**Directions**: Where in the material does the word "JSON" appear? Copy each line that has it.

**Data for this task**:
──────────

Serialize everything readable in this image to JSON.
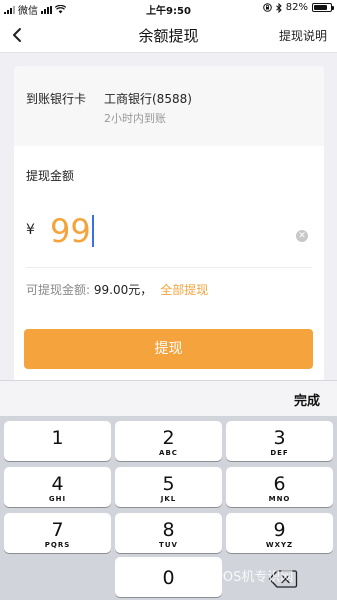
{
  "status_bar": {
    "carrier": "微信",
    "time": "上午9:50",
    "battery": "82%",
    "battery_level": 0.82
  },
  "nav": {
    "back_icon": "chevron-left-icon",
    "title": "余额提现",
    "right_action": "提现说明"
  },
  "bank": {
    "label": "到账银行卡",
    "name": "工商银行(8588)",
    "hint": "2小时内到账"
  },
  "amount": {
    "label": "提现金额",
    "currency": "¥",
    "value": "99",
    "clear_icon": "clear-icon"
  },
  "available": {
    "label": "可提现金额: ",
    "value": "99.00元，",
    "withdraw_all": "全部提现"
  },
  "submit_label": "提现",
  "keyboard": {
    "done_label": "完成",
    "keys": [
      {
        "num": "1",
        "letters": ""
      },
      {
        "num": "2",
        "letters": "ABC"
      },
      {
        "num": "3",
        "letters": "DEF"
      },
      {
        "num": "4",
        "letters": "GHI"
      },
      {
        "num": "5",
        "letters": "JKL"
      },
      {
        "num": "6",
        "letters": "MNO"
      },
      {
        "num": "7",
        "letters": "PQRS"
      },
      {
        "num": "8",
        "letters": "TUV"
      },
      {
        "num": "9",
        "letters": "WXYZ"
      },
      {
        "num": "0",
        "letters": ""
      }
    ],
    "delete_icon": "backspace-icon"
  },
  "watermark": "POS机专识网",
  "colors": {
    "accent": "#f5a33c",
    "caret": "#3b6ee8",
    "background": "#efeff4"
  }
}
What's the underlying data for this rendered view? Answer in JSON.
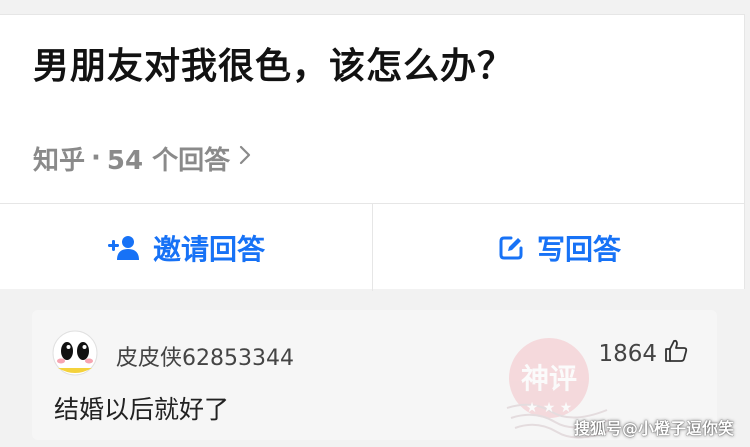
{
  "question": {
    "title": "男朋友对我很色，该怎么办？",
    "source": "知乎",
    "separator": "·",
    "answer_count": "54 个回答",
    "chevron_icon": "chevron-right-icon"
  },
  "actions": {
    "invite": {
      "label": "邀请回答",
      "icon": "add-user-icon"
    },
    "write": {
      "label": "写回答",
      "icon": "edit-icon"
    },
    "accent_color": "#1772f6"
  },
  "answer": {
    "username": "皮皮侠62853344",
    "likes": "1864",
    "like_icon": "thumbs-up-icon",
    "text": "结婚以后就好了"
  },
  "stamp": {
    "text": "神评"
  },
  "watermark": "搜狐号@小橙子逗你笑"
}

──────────

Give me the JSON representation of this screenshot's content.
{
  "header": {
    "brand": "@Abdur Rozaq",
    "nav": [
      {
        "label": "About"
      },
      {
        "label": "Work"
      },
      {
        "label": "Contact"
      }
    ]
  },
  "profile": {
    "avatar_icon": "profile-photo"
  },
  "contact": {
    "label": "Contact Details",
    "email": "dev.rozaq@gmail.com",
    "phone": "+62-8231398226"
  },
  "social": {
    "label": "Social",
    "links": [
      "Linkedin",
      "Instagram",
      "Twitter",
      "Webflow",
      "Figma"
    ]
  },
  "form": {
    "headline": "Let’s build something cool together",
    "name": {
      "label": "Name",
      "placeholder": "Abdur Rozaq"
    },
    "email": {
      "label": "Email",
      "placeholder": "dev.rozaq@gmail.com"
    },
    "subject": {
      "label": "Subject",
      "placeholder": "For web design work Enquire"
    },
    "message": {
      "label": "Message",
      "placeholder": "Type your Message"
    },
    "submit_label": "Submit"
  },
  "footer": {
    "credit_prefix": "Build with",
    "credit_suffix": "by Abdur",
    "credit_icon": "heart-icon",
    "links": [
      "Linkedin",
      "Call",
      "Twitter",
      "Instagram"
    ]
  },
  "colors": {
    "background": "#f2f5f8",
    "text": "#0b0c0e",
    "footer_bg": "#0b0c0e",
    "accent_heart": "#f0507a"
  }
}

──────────

**Answer to this problem**:
Serialize everything readable in this image to JSON.
What's the underlying data for this rendered view? Answer in JSON.
Give me the JSON representation of this screenshot's content.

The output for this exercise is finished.